# EXERCISE INSTRUCTIONS
Look for the string "GAIN" in the listing below and copy every line in which it appears.

╭─ DATA SHOWN

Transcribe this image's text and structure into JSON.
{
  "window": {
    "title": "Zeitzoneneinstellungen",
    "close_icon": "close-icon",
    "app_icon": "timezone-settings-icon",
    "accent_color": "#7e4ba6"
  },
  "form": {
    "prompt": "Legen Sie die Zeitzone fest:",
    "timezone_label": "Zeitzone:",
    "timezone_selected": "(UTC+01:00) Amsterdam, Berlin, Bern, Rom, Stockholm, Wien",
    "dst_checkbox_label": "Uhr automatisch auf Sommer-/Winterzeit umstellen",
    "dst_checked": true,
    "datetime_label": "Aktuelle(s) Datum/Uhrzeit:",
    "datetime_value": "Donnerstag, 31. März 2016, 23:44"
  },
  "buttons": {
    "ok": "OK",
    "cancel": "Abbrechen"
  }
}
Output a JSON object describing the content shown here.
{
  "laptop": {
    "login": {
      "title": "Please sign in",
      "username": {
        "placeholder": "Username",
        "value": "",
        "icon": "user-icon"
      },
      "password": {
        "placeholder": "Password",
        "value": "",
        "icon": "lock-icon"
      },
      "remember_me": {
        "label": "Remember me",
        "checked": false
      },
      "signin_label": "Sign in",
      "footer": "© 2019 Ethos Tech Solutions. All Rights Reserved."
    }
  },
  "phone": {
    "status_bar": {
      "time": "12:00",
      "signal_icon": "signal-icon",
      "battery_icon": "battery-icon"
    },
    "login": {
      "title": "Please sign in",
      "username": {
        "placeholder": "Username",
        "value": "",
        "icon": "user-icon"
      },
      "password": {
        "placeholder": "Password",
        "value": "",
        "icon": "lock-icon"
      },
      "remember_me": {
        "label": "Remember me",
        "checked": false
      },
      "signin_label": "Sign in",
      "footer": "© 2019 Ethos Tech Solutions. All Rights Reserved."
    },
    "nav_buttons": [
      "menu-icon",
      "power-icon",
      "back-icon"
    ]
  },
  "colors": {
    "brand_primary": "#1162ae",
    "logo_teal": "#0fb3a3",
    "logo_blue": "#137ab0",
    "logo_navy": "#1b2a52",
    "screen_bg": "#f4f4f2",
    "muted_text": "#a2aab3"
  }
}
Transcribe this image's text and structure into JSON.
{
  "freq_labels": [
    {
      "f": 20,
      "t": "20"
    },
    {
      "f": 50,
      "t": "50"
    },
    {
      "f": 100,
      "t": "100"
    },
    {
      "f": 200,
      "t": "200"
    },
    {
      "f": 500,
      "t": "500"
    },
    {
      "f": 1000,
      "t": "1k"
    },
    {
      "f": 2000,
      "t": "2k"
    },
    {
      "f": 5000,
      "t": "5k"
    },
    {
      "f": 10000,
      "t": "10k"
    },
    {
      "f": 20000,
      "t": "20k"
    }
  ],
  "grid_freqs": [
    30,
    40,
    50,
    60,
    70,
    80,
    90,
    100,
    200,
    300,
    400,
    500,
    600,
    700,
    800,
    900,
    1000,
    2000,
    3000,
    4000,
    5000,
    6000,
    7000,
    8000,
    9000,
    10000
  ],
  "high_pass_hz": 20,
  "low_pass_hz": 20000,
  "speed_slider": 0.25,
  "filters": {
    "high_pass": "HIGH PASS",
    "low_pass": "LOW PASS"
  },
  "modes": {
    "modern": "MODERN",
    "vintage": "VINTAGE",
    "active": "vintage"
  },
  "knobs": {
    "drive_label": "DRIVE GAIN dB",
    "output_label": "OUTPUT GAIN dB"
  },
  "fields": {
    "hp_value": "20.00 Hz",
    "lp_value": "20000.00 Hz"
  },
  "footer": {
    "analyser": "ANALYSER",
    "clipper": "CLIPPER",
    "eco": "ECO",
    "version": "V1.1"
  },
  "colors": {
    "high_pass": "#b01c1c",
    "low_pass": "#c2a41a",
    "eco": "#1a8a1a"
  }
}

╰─

# EXERCISE RESPONSE
    "drive_label": "DRIVE GAIN dB",
    "output_label": "OUTPUT GAIN dB"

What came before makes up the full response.